International edition
June 16, 2021

Xi Jingping lays Macau’s casino industry under microscope

Billionaire magnates hit by USD 100 B in Macau casino losses

Billionaire magnates hit by USD 100 B in Macau casino losses
(Macau).- Almost USD100 billion was wiped off the market value of the six Macau casino stocks in 2014 after a crackdown on corruption by the Chinese government led the gambling enclave to report its first-ever fall in gaming revenue. Gambling billionaires
Macau | 01/06/2015

(Macau).- Almost USD100 billion was wiped off the market value of the six Macau casino stocks in 2014 after a crackdown on corruption by the Chinese government led the gambling enclave to report its first-ever fall in gaming revenue. Gambling billionaires James Packer, Sheldon Adelson and Stanley Ho have been left with large holes in their pockets as analysts debate when might a recovery may turn the fortunes of the world's largest gambling hub.

T

he six Macau casino stocks listed on the Hong Kong exchange lost a combined market value of USD 91.6 billion in the 12 months up until December 31, analysis have shown.

The plunge accounted for a 40 percent fall in market capitalization.

Mr Packer's Macau joint venture, Melco Crown, which recently said it would leave the Hong Kong exchange but will keep its American listing, lost $HK61 billion in market capitalization over the course of the year. The decline represented a 35 percent drop in the value of the stock.

In contrast, Melco's value more than doubled in 2013 when gambling revenue rose 19 percent.
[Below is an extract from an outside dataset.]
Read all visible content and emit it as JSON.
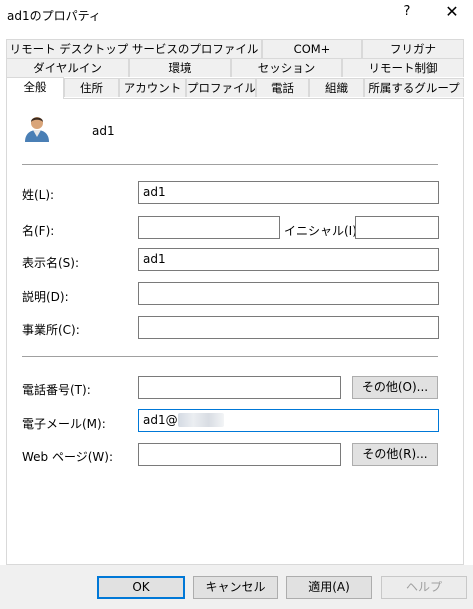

The company is controlled by Crown Resorts, which is half-owned by Mr Packer, and casino heir Lawrence Ho. Each party owns 33.6 per cent of the joint venture, respectively.

Melco's drop in market capitalization was far from the worst.
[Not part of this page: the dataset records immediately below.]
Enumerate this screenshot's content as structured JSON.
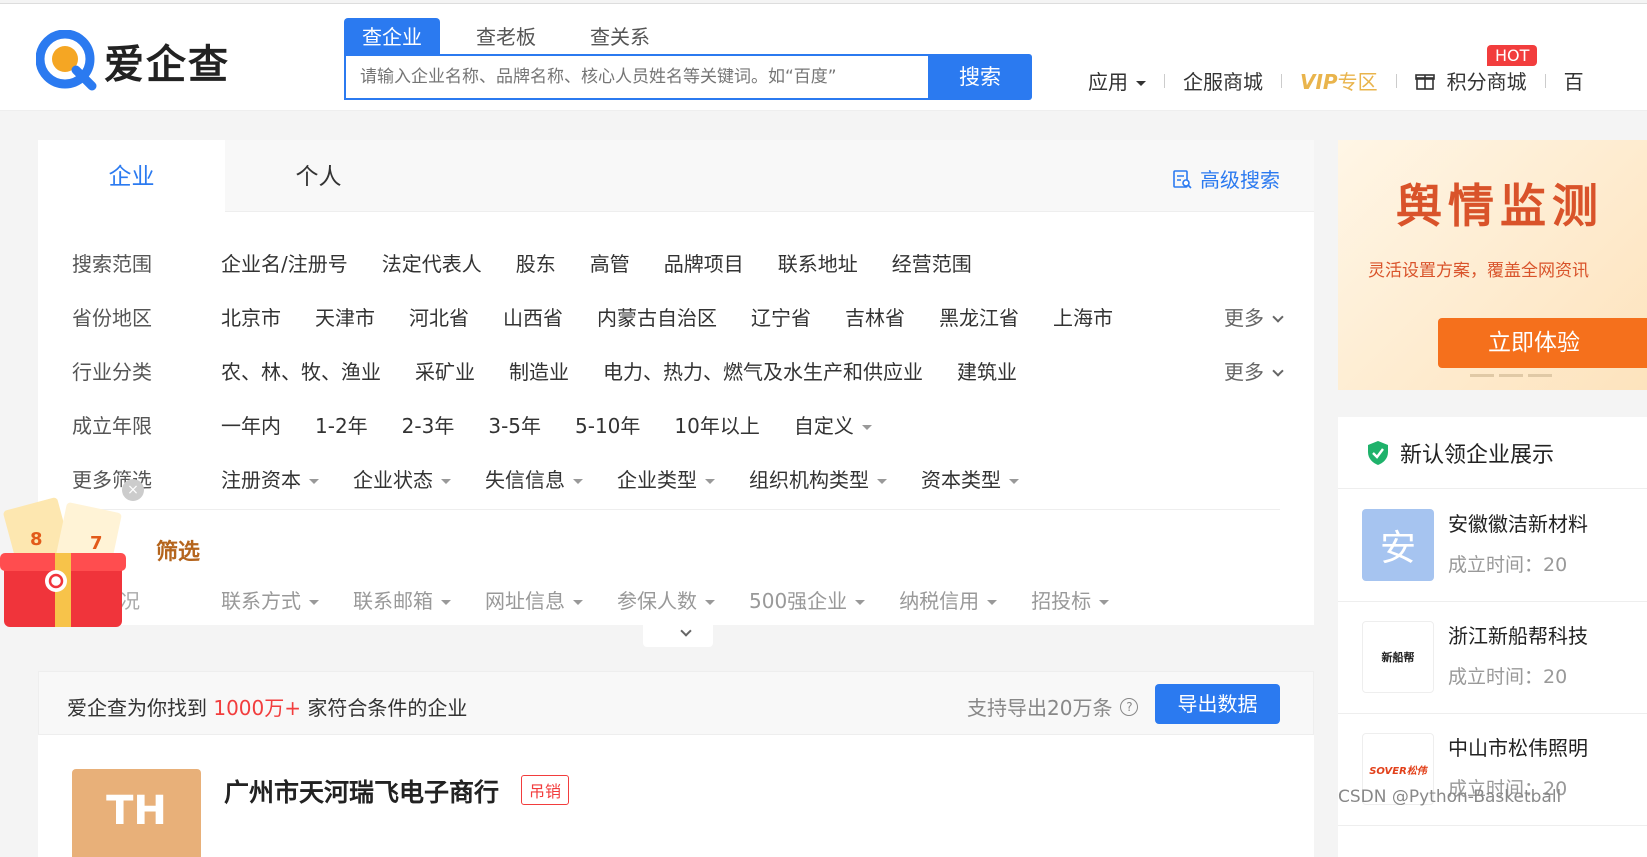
{
  "header": {
    "logo_text": "爱企查",
    "search_tabs": [
      "查企业",
      "查老板",
      "查关系"
    ],
    "search_placeholder": "请输入企业名称、品牌名称、核心人员姓名等关键词。如“百度”",
    "search_button": "搜索",
    "nav": {
      "apps": "应用",
      "mall": "企服商城",
      "vip": "VIP",
      "vip_zone": "专区",
      "points": "积分商城",
      "cut": "百",
      "hot": "HOT"
    }
  },
  "filters": {
    "tabs": [
      "企业",
      "个人"
    ],
    "advanced_search": "高级搜索",
    "rows": [
      {
        "label": "搜索范围",
        "options": [
          "企业名/注册号",
          "法定代表人",
          "股东",
          "高管",
          "品牌项目",
          "联系地址",
          "经营范围"
        ]
      },
      {
        "label": "省份地区",
        "options": [
          "北京市",
          "天津市",
          "河北省",
          "山西省",
          "内蒙古自治区",
          "辽宁省",
          "吉林省",
          "黑龙江省",
          "上海市"
        ],
        "more": "更多"
      },
      {
        "label": "行业分类",
        "options": [
          "农、林、牧、渔业",
          "采矿业",
          "制造业",
          "电力、热力、燃气及水生产和供应业",
          "建筑业"
        ],
        "more": "更多"
      },
      {
        "label": "成立年限",
        "options": [
          "一年内",
          "1-2年",
          "2-3年",
          "3-5年",
          "5-10年",
          "10年以上",
          "自定义"
        ]
      },
      {
        "label": "更多筛选",
        "options": [
          "注册资本",
          "企业状态",
          "失信信息",
          "企业类型",
          "组织机构类型",
          "资本类型"
        ]
      }
    ],
    "premium_title": "筛选",
    "premium_label": "况",
    "premium_options": [
      "联系方式",
      "联系邮箱",
      "网址信息",
      "参保人数",
      "500强企业",
      "纳税信用",
      "招投标"
    ]
  },
  "results": {
    "prefix": "爱企查为你找到",
    "count": "1000万+",
    "suffix": "家符合条件的企业",
    "export_note": "支持导出20万条",
    "export_button": "导出数据",
    "first_company": {
      "logo_text": "TH",
      "name": "广州市天河瑞飞电子商行",
      "status": "吊销"
    }
  },
  "sidebar": {
    "ad_title": "舆情监测",
    "ad_subtitle": "灵活设置方案，覆盖全网资讯",
    "ad_button": "立即体验",
    "claim_title": "新认领企业展示",
    "claim_items": [
      {
        "logo": "安",
        "name": "安徽徽洁新材料",
        "time": "成立时间：20"
      },
      {
        "logo": "新船帮",
        "name": "浙江新船帮科技",
        "time": "成立时间：20"
      },
      {
        "logo": "SOVER松伟",
        "name": "中山市松伟照明",
        "time": "成立时间：20"
      }
    ]
  },
  "watermark": "CSDN @Python-Basketball",
  "colors": {
    "primary": "#2b7af0",
    "danger": "#f23d3d",
    "vip": "#e9b44c",
    "ad": "#d9532a"
  }
}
Sands China, in which held by a subsidiary of Sheldon Adelson's Las Vegas Sands holds 70 percent, recorded the largest market capitalization drop among the six stocks, . The stock lost 40 percent of its value tin 2014.

SJM Holdings, the casino company controlled by Stanley Ho, the father of Mr Packer's joint venture partner, Lawrence, suffered a 52 percent loss in value that accounted for a market capitalization loss of $HK73 billion.

Chinese President Xi Jingping's crackdown on corruption, as well as efforts to stem the flow of illegal money into Macau through debit card scams, has dragged down gambling activity among both VIP and mass market punters.

Gaming revenue in Macau, the only region in China where its citizens can legally gamble, fell 2.6 percent in 2014 to 351.5 billion patacas (US$ 54.4 billion). It was the first fall in revenue in 11 years since 2002, when the casino market was reformed and opened up to competition.

Revenue fell 30.4 per cent to 23.3 billion patacas in December, which was the seventh straight monthly fall.

There is little consensus among analysts about what will happen in 2015. Among the eight analysts surveyed by Bloomberg, estimates for gambling revenue growth in Macau in the coming year ranged from a fall of 9 percent to a spike of 10 percent.

Most agree that there will be an eighth-straight month of gaming losses in January, which would beat a record losing streak in 2008-09 when revenue dropped seven straight months amid the global financial crisis, Bloomberg reported.

Morgan Stanley analyst Praveen Choudhary downgraded his growth estimates to a 4 percent fall in 2015, followed by a 10 percent growth the following year, on account of worsening conditions for mass market punters. "We predict that mass revenue, including slots, will remain flat in 2015, before growing 18 percent in 2016, fueled mainly by new hotel rooms and steady growth in spending per capita," Mr Choudhary said in a note to clients.

However he forecasted a "change of luck" for stocks in 2015 because of improving quarterly growth rates from the first quarter and the addition of new tables in a number of casinos. High-roller activity in Macau could also recover as interest rate cuts increase the cash available to junket operators, and an improving outlook for Chinese property buoys punters' sentiments, he said.

What is your opinion about this article?
  • I like it
    %
    0 votos
  • I don't like it
    %
    0 votos
  • I have not thought about it
    %
    0 votos
Leave your comment
Newsletter Subscription
Subscribe to receive the latest news and updates
Enter a valid email
Complete the captcha
Thank you for registering to our newsletter.
Follow us on Facebook